REQUIREMENT:
All of the data, except its images, should be set down exactly as it appears.

PROVIDED RECORDS:

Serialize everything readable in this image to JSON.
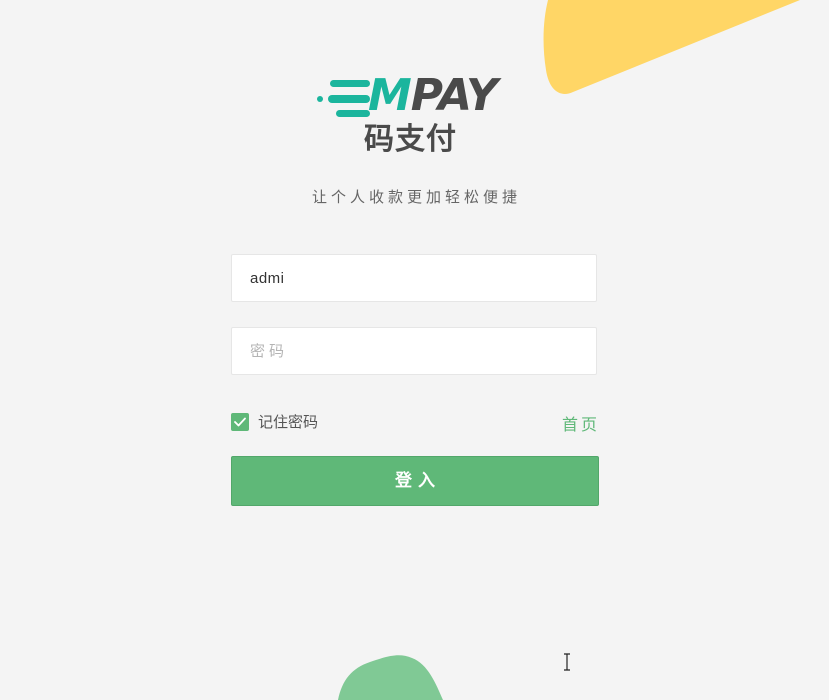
{
  "logo": {
    "brand_m": "M",
    "brand_rest": "PAY",
    "brand_cn": "码支付"
  },
  "slogan": "让个人收款更加轻松便捷",
  "form": {
    "username_value": "admi",
    "password_placeholder": "密码",
    "remember_label": "记住密码",
    "remember_checked": true,
    "home_link": "首页",
    "login_label": "登入"
  },
  "colors": {
    "accent": "#5fb878",
    "logo_teal": "#1bb59d",
    "logo_dark": "#4a4a4a",
    "blob_yellow": "#ffd666",
    "blob_green": "#80c995",
    "background": "#f4f4f4"
  },
  "icons": {
    "checkbox": "check-icon",
    "cursor": "text-cursor-icon"
  }
}
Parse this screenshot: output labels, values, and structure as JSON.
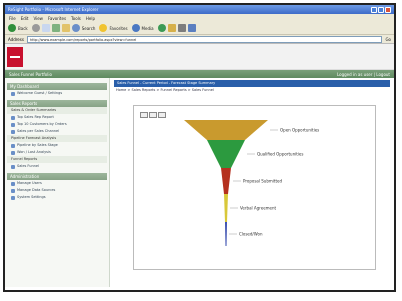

EXERCISE SOLUTION:
Serialize everything readable in this image to JSON.
{
  "logo": {
    "brand_m": "M",
    "brand_rest": "PAY",
    "brand_cn": "码支付"
  },
  "slogan": "让个人收款更加轻松便捷",
  "form": {
    "username_value": "admi",
    "password_placeholder": "密码",
    "remember_label": "记住密码",
    "remember_checked": true,
    "home_link": "首页",
    "login_label": "登入"
  },
  "colors": {
    "accent": "#5fb878",
    "logo_teal": "#1bb59d",
    "logo_dark": "#4a4a4a",
    "blob_yellow": "#ffd666",
    "blob_green": "#80c995",
    "background": "#f4f4f4"
  },
  "icons": {
    "checkbox": "check-icon",
    "cursor": "text-cursor-icon"
  }
}
Parse this screenshot: output labels, values, and structure as JSON.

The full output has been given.